This approach could have impact far beyond vWD. Endothelial cells derived from blood could also be isolated and reinjected into someone recovering from a heart attack, to help them grow new blood vessels and repair the injured heart tissue. Dr Starke says this approach avoids the main problem with transplant therapies, in which the immune system tries to destroy the foreign material. "The patients would receive their own cells, so they wouldn't face the problems of rejection," he said.
Work is well underway towards achieving this goal, but blood-derived endothelial cells are only now being explored. "There are already many studies where patients have been injected with stem cells to see whether damage to the heart could be repaired, and there are some promising results," says Dr Randi. "The door is open to such treatments, and our studies are a step towards identifying the right cells to use."
The group's previous research has already thrown up pointers for potential new treatments. Aside from producing vWF to form clots, endothelial cells are responsible for forming new blood vessels. In their last paper, the group showed that vWF is actually needed to build healthy blood vessels.

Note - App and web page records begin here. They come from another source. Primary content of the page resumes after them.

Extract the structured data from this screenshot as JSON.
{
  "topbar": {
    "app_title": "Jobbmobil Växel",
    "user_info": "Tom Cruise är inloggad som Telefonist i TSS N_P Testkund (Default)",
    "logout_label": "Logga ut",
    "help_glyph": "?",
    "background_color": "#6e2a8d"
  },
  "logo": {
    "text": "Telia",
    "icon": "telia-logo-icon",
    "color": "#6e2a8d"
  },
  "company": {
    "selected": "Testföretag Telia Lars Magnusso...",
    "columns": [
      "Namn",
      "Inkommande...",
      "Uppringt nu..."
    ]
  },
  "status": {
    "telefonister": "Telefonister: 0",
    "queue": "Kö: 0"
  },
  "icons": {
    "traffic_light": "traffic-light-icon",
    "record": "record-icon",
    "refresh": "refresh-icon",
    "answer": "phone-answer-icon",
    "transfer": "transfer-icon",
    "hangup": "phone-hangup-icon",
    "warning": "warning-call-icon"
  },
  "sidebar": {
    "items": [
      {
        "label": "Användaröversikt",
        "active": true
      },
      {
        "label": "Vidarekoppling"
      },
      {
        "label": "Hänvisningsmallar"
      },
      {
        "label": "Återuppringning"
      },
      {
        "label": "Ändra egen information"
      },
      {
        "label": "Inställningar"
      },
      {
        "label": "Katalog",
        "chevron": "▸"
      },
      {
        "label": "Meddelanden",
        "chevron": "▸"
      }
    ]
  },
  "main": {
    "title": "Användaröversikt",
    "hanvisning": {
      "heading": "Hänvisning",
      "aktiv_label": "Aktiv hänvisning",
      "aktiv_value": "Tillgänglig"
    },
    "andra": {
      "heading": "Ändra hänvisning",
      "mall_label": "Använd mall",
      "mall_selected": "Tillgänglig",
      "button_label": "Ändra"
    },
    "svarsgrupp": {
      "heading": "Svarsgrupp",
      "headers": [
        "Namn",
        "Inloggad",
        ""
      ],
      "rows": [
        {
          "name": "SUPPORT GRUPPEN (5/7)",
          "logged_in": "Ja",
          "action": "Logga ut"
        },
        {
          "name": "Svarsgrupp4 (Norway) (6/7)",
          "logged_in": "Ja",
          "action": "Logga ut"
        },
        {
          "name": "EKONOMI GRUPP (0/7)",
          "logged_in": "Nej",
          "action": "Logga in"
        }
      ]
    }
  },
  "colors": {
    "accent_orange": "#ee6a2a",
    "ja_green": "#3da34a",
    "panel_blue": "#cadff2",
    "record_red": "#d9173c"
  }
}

Some patients with vWD suffer severe bleeding from the gut because defects in vWF cause their blood vessels to develop abnormally. "There are drugs already being used in other diseases which target abnormal blood vessel, that could be useful to stop bleeding in some vWD patients," says Randi. "Nobody would have thought of using them to treat vWD, but by testing them on the patient's own endothelial cells , in the laboratory, we can find out if these drugs work before giving them to the patient."
Scientists are now interested in the possibility of using endothelial ce
|Contact: Sam Wong|
Imperial College London